What you are asked to do. Copy the data that follows exactly, and include none of its images.

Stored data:

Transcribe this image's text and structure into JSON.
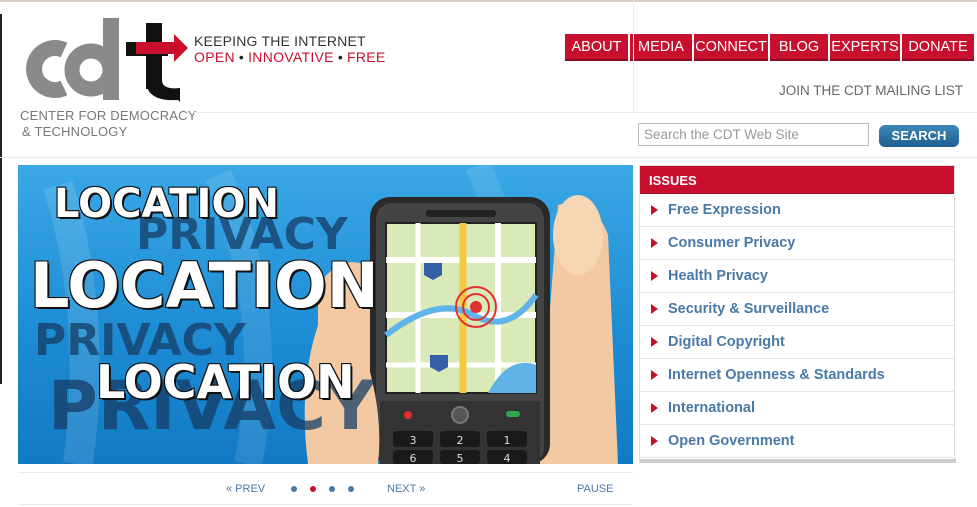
{
  "brand": {
    "logo_text": "cdt",
    "subtitle_line1": "CENTER FOR DEMOCRACY",
    "subtitle_line2": "& TECHNOLOGY",
    "tagline_line1": "KEEPING THE INTERNET",
    "tagline_words": [
      "OPEN",
      "INNOVATIVE",
      "FREE"
    ],
    "accent_color": "#c8102e"
  },
  "nav": {
    "items": [
      "ABOUT",
      "MEDIA",
      "CONNECT",
      "BLOG",
      "EXPERTS",
      "DONATE"
    ]
  },
  "mailing_list": "JOIN THE CDT MAILING LIST",
  "search": {
    "placeholder": "Search the CDT Web Site",
    "button": "SEARCH"
  },
  "hero": {
    "words": [
      "LOCATION",
      "PRIVACY",
      "LOCATION",
      "PRIVACY",
      "LOCATION",
      "PRIVACY"
    ],
    "keypad": [
      "3",
      "2",
      "1",
      "6",
      "5",
      "4"
    ]
  },
  "slider": {
    "prev": "« PREV",
    "next": "NEXT »",
    "pause": "PAUSE",
    "dots": 4,
    "active_dot": 2
  },
  "issues": {
    "title": "ISSUES",
    "items": [
      "Free Expression",
      "Consumer Privacy",
      "Health Privacy",
      "Security & Surveillance",
      "Digital Copyright",
      "Internet Openness & Standards",
      "International",
      "Open Government"
    ]
  }
}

Finished exercise.
Transcribe this image's text and structure into JSON.
{
  "brand": {
    "logo_text": "cdt",
    "subtitle_line1": "CENTER FOR DEMOCRACY",
    "subtitle_line2": "& TECHNOLOGY",
    "tagline_line1": "KEEPING THE INTERNET",
    "tagline_words": [
      "OPEN",
      "INNOVATIVE",
      "FREE"
    ],
    "accent_color": "#c8102e"
  },
  "nav": {
    "items": [
      "ABOUT",
      "MEDIA",
      "CONNECT",
      "BLOG",
      "EXPERTS",
      "DONATE"
    ]
  },
  "mailing_list": "JOIN THE CDT MAILING LIST",
  "search": {
    "placeholder": "Search the CDT Web Site",
    "button": "SEARCH"
  },
  "hero": {
    "words": [
      "LOCATION",
      "PRIVACY",
      "LOCATION",
      "PRIVACY",
      "LOCATION",
      "PRIVACY"
    ],
    "keypad": [
      "3",
      "2",
      "1",
      "6",
      "5",
      "4"
    ]
  },
  "slider": {
    "prev": "« PREV",
    "next": "NEXT »",
    "pause": "PAUSE",
    "dots": 4,
    "active_dot": 2
  },
  "issues": {
    "title": "ISSUES",
    "items": [
      "Free Expression",
      "Consumer Privacy",
      "Health Privacy",
      "Security & Surveillance",
      "Digital Copyright",
      "Internet Openness & Standards",
      "International",
      "Open Government"
    ]
  }
}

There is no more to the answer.